== WHAT NEEDS TO BE DONE ==
In the records that follow, count the lines where the string "didn" appears, and give the count with nothing added.

== INFORMATION SUPPLIED ==
Start of Block

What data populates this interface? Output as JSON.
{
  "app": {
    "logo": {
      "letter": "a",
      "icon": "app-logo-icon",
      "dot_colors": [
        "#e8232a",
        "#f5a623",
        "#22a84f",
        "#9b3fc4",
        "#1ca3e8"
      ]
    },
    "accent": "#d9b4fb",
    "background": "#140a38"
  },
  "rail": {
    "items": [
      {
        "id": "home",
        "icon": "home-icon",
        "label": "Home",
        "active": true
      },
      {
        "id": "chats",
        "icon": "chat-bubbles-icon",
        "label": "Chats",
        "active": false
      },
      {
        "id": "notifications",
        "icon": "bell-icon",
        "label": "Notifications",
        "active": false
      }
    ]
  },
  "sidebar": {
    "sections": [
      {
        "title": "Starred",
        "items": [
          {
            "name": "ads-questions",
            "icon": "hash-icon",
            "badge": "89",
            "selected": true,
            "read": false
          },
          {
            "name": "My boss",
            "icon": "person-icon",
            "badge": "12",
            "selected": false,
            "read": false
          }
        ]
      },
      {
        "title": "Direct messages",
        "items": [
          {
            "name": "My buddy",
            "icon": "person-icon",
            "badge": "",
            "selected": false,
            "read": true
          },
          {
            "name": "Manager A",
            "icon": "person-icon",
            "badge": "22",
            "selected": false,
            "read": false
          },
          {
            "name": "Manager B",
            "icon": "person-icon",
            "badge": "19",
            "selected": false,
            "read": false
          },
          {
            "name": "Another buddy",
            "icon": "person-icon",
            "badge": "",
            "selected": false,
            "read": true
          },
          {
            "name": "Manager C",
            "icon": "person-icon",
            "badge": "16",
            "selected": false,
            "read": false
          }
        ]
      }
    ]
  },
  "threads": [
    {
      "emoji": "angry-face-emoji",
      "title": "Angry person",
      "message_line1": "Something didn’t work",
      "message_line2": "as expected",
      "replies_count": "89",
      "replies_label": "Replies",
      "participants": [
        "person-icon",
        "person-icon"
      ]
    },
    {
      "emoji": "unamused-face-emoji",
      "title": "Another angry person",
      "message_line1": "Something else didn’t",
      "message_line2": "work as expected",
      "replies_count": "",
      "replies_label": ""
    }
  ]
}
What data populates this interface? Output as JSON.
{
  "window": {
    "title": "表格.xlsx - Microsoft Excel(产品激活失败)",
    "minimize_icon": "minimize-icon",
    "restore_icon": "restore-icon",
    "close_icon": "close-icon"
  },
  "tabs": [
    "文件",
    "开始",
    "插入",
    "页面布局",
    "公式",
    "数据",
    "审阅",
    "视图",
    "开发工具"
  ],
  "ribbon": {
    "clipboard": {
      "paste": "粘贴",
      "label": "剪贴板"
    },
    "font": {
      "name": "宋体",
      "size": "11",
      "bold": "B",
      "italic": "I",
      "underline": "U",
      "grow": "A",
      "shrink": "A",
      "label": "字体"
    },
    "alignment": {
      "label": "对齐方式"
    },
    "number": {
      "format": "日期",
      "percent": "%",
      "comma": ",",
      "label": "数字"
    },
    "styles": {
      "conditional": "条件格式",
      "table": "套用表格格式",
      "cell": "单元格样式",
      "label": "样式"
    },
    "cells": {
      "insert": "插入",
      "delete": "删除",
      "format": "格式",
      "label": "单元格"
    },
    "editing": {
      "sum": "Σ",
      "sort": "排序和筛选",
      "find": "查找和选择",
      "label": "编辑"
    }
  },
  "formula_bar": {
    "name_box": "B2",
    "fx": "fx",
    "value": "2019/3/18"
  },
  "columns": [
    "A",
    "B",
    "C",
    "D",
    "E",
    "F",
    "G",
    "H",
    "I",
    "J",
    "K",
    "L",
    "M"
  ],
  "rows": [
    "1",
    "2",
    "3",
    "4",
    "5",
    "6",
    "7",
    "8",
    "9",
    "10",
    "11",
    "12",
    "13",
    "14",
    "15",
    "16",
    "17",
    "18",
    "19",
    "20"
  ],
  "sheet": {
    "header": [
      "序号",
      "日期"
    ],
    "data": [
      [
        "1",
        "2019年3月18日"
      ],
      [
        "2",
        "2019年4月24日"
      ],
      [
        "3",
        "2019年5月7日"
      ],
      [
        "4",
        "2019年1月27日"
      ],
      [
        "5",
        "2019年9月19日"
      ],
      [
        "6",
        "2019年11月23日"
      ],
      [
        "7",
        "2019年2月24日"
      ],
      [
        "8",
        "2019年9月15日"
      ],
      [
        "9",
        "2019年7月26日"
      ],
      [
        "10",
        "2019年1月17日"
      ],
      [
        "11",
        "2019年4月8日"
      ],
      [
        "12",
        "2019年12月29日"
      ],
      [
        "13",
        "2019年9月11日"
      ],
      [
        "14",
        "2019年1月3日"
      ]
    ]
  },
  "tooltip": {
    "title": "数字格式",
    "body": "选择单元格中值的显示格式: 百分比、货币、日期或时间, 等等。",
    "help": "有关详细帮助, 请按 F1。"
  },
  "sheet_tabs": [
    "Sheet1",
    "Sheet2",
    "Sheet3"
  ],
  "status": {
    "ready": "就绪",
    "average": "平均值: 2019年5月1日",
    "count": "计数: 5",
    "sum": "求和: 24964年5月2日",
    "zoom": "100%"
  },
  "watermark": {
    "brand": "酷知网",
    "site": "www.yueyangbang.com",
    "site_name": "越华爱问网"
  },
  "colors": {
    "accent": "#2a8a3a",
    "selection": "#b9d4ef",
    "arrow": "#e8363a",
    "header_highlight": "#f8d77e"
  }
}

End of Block

== OUTPUT OF THE EXERCISE ==
2